Data about app and page elements:
::::
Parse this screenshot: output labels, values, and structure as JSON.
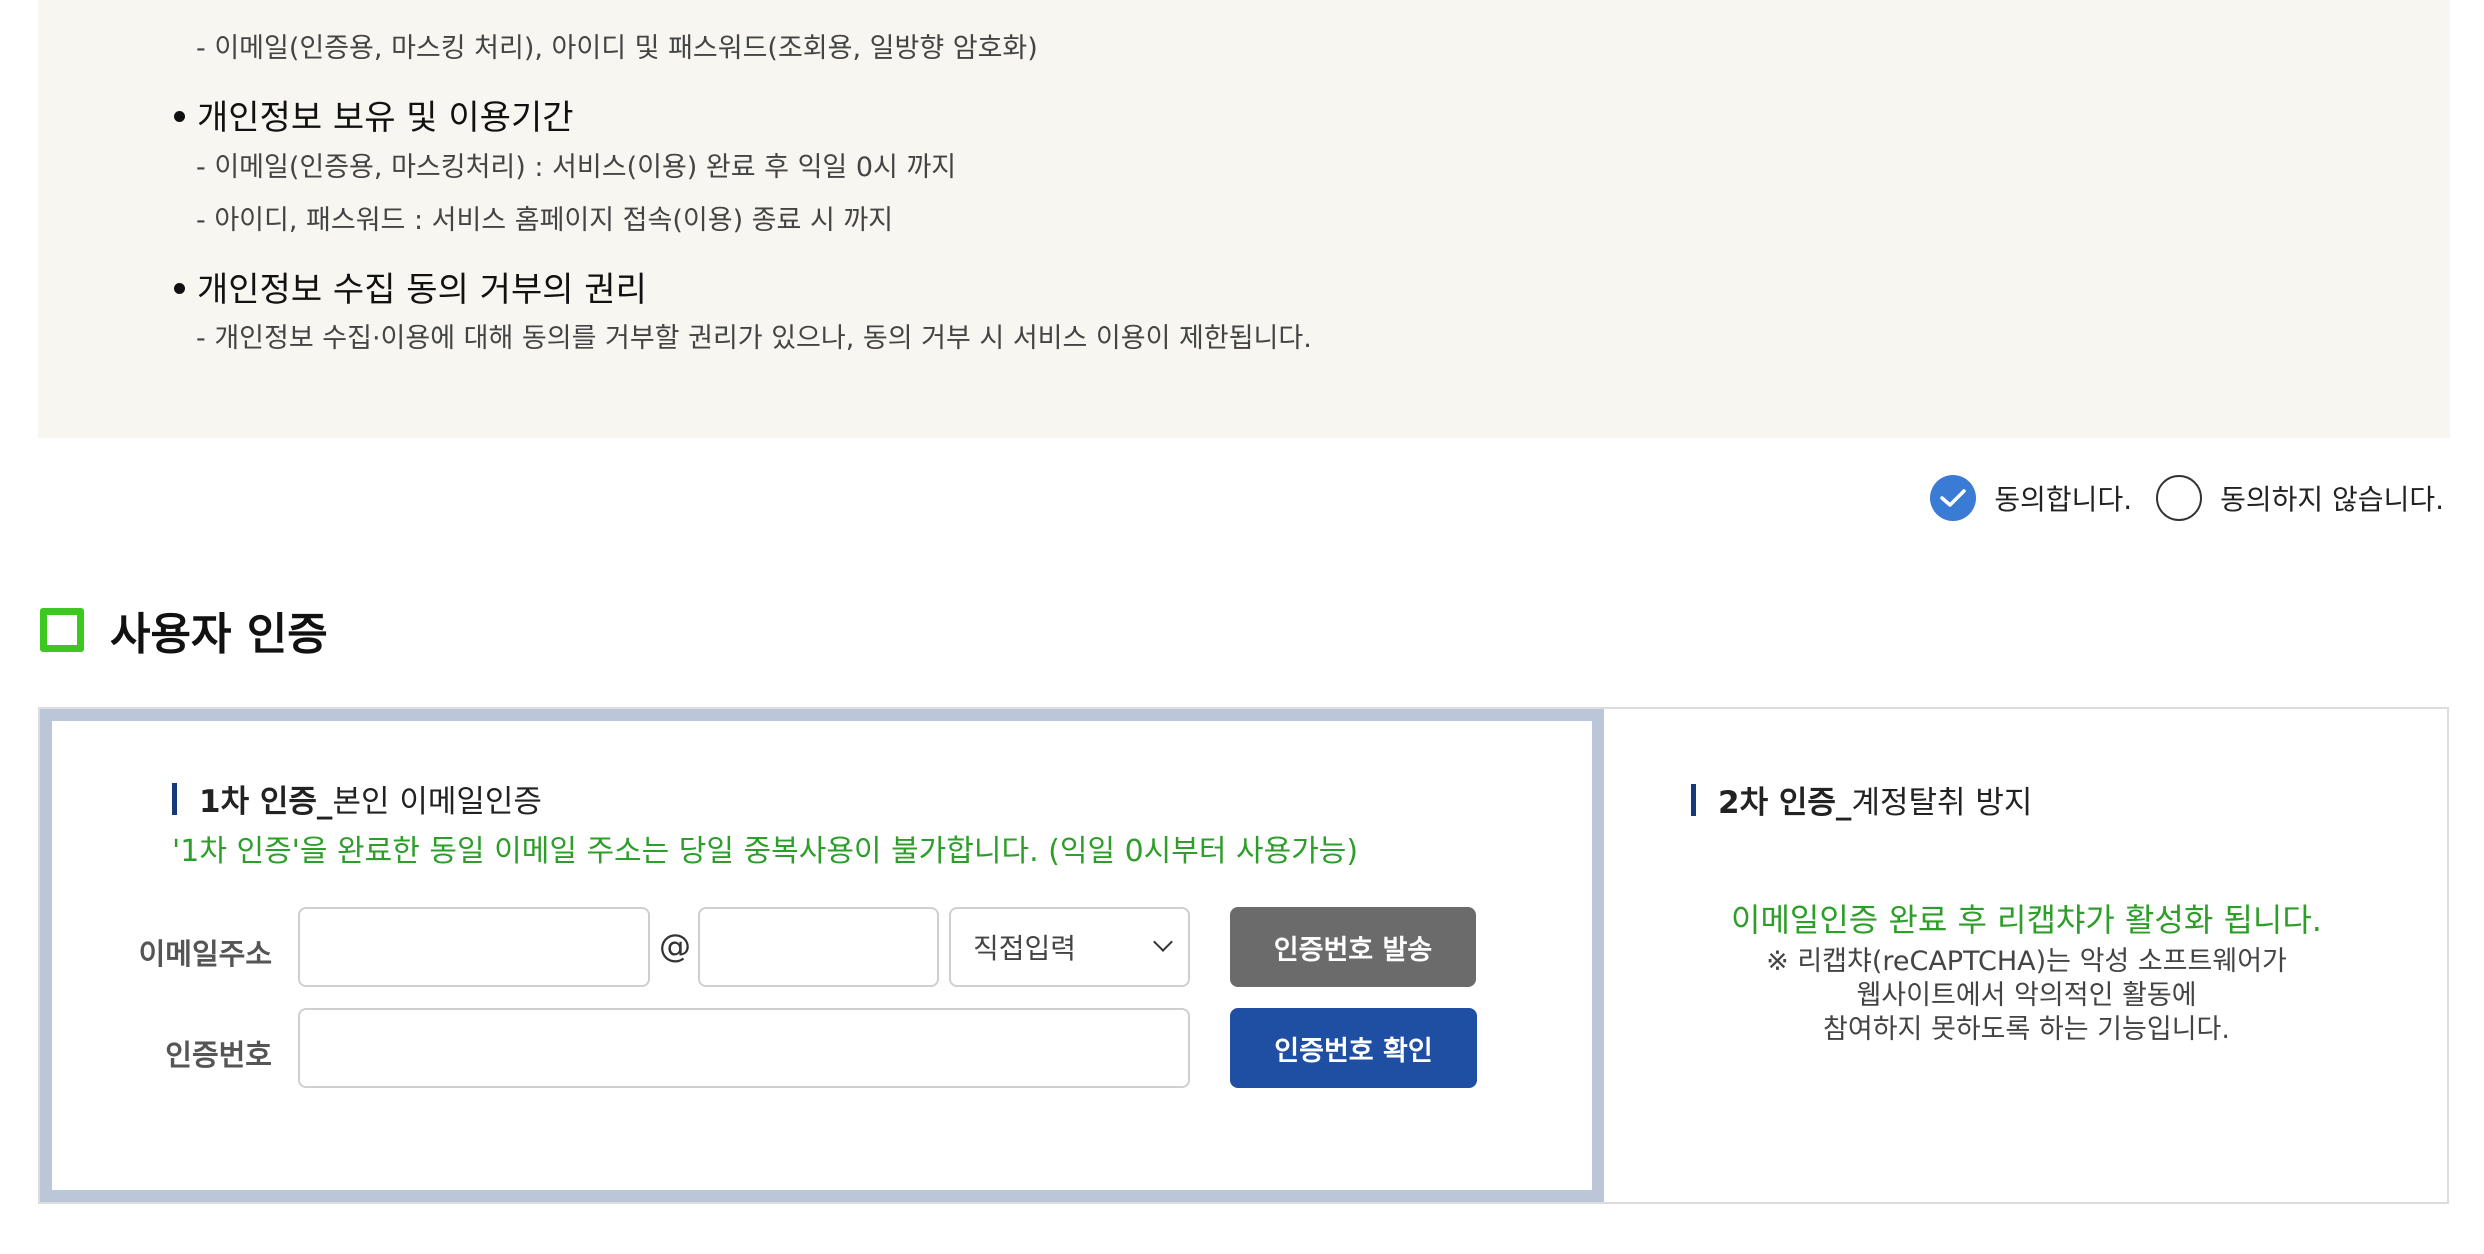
{
  "policy": {
    "item1_detail": "- 이메일(인증용, 마스킹 처리), 아이디 및 패스워드(조회용, 일방향 암호화)",
    "item2_title": "개인정보 보유 및 이용기간",
    "item2_detail1": "- 이메일(인증용, 마스킹처리) : 서비스(이용) 완료 후 익일 0시 까지",
    "item2_detail2": "- 아이디, 패스워드 : 서비스 홈페이지 접속(이용) 종료 시 까지",
    "item3_title": "개인정보 수집 동의 거부의 권리",
    "item3_detail": "- 개인정보 수집·이용에 대해 동의를 거부할 권리가 있으나, 동의 거부 시 서비스 이용이 제한됩니다."
  },
  "consent": {
    "agree_label": "동의합니다.",
    "disagree_label": "동의하지 않습니다.",
    "selected": "agree",
    "accent_color": "#3a7bd5"
  },
  "section": {
    "title": "사용자 인증",
    "icon": "green-square-icon"
  },
  "auth1": {
    "head_bold": "1차 인증_",
    "head_rest": "본인 이메일인증",
    "notice": "'1차 인증'을 완료한 동일 이메일 주소는 당일 중복사용이 불가합니다. (익일 0시부터 사용가능)",
    "email_label": "이메일주소",
    "at_symbol": "@",
    "domain_select_value": "직접입력",
    "send_button": "인증번호 발송",
    "code_label": "인증번호",
    "confirm_button": "인증번호 확인"
  },
  "auth2": {
    "head_bold": "2차 인증_",
    "head_rest": "계정탈취 방지",
    "green_msg": "이메일인증 완료 후 리캡챠가 활성화 됩니다.",
    "note_line1": "※ 리캡챠(reCAPTCHA)는 악성 소프트웨어가",
    "note_line2": "웹사이트에서 악의적인 활동에",
    "note_line3": "참여하지 못하도록 하는 기능입니다."
  },
  "colors": {
    "green": "#2e9e2a",
    "section_icon": "#3cc81e",
    "primary_button": "#1f4fa3",
    "secondary_button": "#6b6b6b"
  }
}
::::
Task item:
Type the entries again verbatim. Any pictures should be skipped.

Answer below:
Parse this screenshot: output labels, values, and structure as JSON.
{
  "policy": {
    "item1_detail": "- 이메일(인증용, 마스킹 처리), 아이디 및 패스워드(조회용, 일방향 암호화)",
    "item2_title": "개인정보 보유 및 이용기간",
    "item2_detail1": "- 이메일(인증용, 마스킹처리) : 서비스(이용) 완료 후 익일 0시 까지",
    "item2_detail2": "- 아이디, 패스워드 : 서비스 홈페이지 접속(이용) 종료 시 까지",
    "item3_title": "개인정보 수집 동의 거부의 권리",
    "item3_detail": "- 개인정보 수집·이용에 대해 동의를 거부할 권리가 있으나, 동의 거부 시 서비스 이용이 제한됩니다."
  },
  "consent": {
    "agree_label": "동의합니다.",
    "disagree_label": "동의하지 않습니다.",
    "selected": "agree",
    "accent_color": "#3a7bd5"
  },
  "section": {
    "title": "사용자 인증",
    "icon": "green-square-icon"
  },
  "auth1": {
    "head_bold": "1차 인증_",
    "head_rest": "본인 이메일인증",
    "notice": "'1차 인증'을 완료한 동일 이메일 주소는 당일 중복사용이 불가합니다. (익일 0시부터 사용가능)",
    "email_label": "이메일주소",
    "at_symbol": "@",
    "domain_select_value": "직접입력",
    "send_button": "인증번호 발송",
    "code_label": "인증번호",
    "confirm_button": "인증번호 확인"
  },
  "auth2": {
    "head_bold": "2차 인증_",
    "head_rest": "계정탈취 방지",
    "green_msg": "이메일인증 완료 후 리캡챠가 활성화 됩니다.",
    "note_line1": "※ 리캡챠(reCAPTCHA)는 악성 소프트웨어가",
    "note_line2": "웹사이트에서 악의적인 활동에",
    "note_line3": "참여하지 못하도록 하는 기능입니다."
  },
  "colors": {
    "green": "#2e9e2a",
    "section_icon": "#3cc81e",
    "primary_button": "#1f4fa3",
    "secondary_button": "#6b6b6b"
  }
}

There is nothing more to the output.